**EXERCISE GOAL:** Go through the entries below, tally each line that has the word "title", and give only the total.

** Opening MATERIAL SUPPLIED block **

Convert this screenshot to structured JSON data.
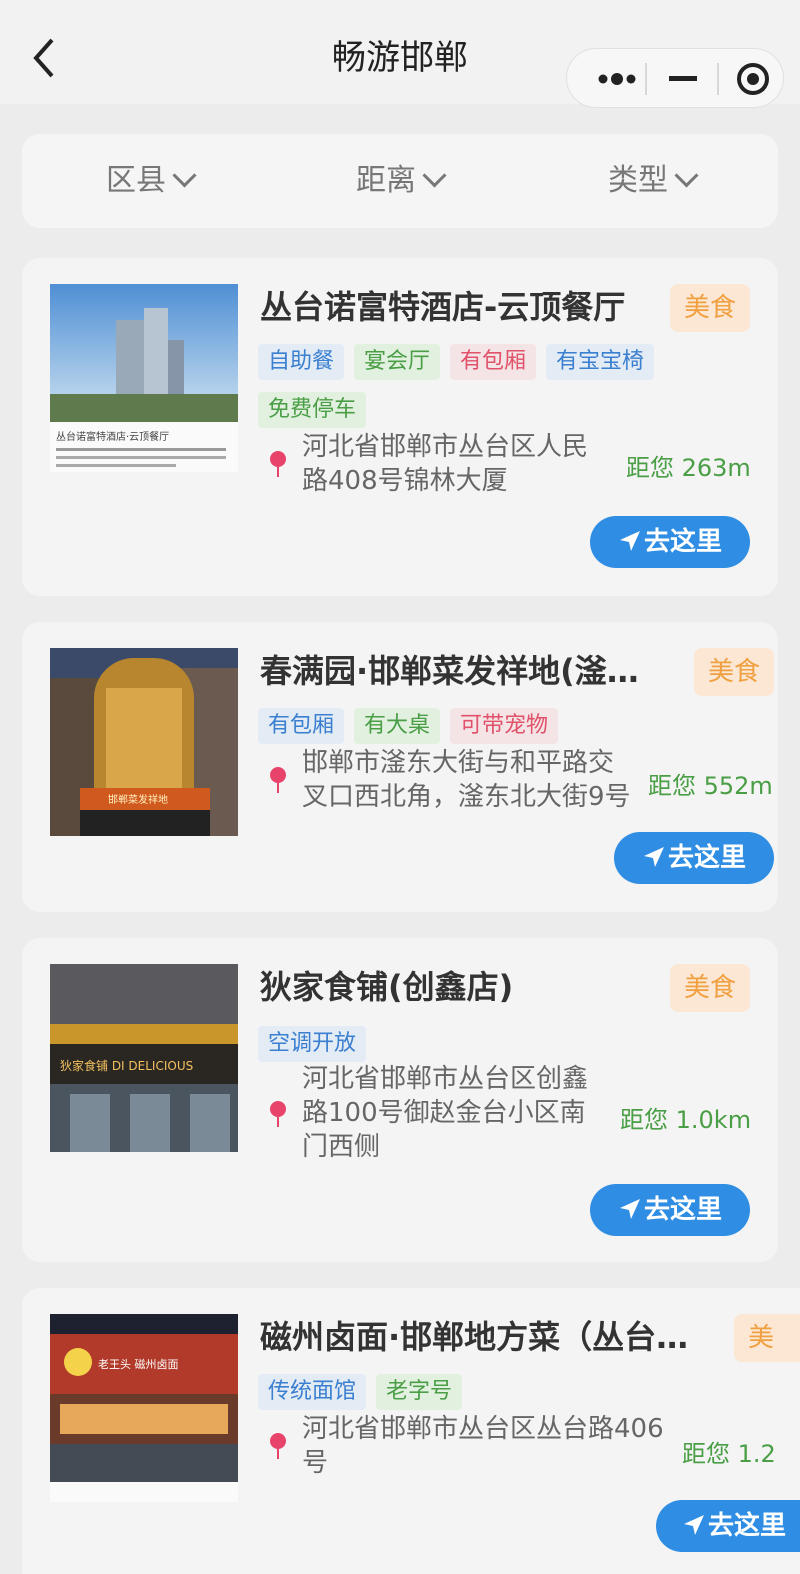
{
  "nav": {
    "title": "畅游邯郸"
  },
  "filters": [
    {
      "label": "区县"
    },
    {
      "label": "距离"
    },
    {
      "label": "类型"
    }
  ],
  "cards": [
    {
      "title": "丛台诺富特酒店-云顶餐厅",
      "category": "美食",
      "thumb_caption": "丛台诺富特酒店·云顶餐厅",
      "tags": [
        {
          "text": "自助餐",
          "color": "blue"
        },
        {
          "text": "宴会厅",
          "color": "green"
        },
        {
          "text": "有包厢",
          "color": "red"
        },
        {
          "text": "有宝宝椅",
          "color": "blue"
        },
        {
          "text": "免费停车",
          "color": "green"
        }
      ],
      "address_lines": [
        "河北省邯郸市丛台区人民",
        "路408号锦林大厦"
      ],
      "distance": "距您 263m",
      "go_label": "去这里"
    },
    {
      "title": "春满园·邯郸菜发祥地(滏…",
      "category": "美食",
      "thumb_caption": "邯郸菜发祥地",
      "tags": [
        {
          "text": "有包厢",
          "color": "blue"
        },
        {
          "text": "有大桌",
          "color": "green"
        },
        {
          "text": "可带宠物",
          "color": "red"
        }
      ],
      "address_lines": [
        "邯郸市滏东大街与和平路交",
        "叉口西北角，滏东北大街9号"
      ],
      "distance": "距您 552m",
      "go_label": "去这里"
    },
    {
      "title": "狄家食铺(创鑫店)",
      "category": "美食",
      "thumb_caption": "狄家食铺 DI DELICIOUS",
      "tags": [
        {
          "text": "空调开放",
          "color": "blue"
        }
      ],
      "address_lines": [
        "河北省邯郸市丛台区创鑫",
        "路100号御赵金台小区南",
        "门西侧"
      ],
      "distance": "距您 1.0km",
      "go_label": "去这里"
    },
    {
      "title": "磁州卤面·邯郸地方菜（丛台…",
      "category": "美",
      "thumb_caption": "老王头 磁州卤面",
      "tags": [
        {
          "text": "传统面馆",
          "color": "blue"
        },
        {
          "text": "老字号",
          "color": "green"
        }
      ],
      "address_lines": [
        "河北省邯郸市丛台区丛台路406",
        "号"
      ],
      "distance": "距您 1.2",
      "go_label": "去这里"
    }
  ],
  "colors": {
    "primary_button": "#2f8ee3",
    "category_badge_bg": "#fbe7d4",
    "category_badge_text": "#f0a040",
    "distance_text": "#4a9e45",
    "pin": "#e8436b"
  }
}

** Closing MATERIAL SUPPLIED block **

**YOUR SOLUTION:** 5